Look through the records below and state how many lines carry the string "indicator", adding nothing.

====== Source data

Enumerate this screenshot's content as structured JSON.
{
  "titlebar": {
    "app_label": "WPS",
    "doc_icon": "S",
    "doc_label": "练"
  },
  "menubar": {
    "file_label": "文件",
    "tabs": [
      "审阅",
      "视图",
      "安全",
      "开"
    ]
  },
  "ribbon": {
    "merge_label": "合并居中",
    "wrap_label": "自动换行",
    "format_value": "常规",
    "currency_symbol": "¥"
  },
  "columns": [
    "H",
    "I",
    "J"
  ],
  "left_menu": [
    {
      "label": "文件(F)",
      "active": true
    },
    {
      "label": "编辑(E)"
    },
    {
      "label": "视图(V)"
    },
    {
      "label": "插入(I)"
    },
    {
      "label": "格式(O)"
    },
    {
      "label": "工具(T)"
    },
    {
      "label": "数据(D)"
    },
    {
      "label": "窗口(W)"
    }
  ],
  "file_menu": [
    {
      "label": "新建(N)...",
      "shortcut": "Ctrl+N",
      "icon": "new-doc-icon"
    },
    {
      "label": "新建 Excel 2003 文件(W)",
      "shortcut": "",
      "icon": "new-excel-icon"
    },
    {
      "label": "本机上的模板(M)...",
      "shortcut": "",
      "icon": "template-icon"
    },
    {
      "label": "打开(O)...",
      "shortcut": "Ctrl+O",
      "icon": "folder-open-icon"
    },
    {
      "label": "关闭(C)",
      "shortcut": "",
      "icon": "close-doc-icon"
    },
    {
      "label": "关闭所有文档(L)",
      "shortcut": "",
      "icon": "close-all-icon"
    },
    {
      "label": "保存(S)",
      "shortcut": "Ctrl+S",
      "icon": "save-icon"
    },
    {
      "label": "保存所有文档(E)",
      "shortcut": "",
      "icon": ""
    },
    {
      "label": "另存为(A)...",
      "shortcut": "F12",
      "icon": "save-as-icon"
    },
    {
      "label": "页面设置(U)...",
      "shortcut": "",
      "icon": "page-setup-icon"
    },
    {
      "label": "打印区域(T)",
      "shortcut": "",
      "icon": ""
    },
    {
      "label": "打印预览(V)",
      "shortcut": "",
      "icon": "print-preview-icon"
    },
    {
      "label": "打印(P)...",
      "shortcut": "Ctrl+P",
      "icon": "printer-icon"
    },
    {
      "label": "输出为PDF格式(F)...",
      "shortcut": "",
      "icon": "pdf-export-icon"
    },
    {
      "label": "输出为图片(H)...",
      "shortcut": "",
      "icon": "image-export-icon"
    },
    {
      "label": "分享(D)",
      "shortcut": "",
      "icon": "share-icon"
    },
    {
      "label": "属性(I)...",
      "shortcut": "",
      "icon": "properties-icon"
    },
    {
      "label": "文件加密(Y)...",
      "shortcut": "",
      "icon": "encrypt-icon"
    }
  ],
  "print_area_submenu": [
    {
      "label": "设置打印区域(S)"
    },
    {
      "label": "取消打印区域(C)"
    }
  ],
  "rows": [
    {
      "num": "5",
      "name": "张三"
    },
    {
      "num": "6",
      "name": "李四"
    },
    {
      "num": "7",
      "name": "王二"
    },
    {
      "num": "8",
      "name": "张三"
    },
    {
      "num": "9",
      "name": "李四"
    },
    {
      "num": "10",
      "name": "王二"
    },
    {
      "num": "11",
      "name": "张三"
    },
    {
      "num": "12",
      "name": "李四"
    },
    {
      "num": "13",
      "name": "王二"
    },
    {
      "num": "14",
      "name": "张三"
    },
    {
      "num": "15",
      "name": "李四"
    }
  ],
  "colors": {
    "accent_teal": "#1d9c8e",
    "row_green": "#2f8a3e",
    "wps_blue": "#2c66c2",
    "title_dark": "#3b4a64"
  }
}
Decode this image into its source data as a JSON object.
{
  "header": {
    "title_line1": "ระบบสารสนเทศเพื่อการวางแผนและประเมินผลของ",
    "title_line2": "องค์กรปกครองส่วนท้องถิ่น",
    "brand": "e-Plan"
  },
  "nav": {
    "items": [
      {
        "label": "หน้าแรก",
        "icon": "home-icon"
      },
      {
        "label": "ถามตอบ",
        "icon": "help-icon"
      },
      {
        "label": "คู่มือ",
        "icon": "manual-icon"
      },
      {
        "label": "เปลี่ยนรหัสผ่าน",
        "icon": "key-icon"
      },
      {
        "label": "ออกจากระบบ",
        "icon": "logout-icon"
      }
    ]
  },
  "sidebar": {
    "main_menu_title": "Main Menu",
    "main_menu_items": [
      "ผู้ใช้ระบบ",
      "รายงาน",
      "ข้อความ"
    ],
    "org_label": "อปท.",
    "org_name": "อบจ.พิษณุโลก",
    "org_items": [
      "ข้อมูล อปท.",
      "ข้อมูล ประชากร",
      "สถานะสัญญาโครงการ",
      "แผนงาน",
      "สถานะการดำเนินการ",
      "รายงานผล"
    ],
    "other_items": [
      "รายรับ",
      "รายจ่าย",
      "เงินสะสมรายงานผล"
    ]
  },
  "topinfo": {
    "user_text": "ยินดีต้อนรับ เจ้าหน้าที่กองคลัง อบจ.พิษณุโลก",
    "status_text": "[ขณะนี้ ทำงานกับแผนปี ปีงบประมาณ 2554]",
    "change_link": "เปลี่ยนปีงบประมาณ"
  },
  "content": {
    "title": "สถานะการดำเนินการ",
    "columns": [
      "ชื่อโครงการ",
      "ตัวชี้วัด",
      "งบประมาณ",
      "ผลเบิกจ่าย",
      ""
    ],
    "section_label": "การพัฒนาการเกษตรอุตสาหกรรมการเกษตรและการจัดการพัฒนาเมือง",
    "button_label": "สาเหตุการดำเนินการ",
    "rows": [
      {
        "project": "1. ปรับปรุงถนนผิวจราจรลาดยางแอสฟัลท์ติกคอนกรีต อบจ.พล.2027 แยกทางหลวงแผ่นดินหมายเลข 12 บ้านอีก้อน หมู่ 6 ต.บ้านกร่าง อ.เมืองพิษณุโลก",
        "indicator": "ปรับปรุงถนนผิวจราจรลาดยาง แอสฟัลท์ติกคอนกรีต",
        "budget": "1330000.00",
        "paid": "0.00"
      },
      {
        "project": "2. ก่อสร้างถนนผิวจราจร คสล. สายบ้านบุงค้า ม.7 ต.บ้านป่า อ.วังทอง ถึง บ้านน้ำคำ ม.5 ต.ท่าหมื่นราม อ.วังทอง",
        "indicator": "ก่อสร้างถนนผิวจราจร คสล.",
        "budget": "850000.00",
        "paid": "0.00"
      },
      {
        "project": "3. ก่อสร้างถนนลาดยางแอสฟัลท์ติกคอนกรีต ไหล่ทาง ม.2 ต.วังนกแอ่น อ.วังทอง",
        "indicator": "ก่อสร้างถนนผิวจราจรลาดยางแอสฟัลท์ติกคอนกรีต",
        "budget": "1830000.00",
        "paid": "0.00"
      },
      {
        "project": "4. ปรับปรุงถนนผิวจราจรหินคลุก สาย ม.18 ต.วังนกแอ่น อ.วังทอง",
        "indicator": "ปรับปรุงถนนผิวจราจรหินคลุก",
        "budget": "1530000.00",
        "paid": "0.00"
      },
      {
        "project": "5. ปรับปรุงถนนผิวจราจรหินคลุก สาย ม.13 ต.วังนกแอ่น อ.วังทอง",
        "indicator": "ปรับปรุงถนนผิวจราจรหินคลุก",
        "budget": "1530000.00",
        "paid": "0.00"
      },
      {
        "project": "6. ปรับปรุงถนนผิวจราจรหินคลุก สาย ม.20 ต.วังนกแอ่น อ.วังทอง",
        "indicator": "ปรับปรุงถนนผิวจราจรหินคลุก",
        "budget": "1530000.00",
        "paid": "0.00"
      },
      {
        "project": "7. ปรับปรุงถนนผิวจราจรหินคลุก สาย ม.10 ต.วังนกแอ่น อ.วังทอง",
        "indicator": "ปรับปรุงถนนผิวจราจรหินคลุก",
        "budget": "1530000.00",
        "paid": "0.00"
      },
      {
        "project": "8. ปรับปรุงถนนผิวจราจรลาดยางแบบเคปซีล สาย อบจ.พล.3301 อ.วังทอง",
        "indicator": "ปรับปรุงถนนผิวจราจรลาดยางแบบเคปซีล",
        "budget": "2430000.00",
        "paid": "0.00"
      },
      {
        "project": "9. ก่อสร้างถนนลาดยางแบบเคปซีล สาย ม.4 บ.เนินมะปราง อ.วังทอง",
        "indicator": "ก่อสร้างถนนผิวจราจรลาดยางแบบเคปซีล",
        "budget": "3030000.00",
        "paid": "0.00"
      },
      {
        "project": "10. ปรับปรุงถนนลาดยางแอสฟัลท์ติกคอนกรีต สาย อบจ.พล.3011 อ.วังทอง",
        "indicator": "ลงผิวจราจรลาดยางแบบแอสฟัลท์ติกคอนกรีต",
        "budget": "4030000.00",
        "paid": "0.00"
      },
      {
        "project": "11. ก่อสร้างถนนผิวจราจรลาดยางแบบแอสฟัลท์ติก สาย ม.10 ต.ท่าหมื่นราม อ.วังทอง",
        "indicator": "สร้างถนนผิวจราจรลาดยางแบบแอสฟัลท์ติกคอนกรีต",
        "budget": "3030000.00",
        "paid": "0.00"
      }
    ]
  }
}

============

▸ **Written response**
11